DIRECTIONS FOR THIS TASK:
Below are the records. State how many of their lines contain "Candidate", with nothing else.

MATERIAL SUPPLIED START

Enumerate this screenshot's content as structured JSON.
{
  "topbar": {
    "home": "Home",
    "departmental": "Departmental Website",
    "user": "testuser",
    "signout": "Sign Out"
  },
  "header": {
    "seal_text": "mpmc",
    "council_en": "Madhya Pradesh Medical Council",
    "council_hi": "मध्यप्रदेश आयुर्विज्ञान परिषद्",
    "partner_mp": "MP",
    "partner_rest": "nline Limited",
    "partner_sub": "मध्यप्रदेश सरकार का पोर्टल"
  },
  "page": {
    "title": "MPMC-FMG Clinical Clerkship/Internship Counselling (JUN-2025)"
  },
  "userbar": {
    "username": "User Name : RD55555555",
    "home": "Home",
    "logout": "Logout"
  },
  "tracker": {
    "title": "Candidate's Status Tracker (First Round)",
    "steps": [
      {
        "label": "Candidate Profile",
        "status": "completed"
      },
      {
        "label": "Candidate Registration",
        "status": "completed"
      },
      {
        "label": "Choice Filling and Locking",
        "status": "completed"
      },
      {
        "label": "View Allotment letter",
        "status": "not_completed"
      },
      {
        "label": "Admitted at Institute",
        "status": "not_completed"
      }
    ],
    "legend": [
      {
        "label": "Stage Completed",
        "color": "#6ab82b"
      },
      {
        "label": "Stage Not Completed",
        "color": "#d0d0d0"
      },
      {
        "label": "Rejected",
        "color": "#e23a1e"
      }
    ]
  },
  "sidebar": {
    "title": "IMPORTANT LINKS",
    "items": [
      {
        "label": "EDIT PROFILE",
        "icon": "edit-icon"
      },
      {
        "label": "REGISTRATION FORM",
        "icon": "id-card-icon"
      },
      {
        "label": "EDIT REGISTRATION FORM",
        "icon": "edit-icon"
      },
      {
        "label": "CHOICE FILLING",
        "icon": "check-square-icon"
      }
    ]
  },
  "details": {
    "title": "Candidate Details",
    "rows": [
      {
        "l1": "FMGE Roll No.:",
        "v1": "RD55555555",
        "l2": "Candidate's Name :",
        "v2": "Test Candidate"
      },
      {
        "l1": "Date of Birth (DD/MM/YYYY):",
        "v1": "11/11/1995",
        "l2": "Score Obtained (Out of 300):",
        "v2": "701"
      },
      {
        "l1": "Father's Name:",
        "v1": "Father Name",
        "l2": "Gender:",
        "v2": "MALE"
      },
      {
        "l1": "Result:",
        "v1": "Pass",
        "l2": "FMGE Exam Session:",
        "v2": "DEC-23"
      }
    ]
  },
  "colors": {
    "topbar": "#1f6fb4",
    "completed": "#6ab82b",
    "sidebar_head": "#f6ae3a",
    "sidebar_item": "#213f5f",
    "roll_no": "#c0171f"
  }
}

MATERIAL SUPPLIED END

OUTPUT OF THE EXERCISE:
6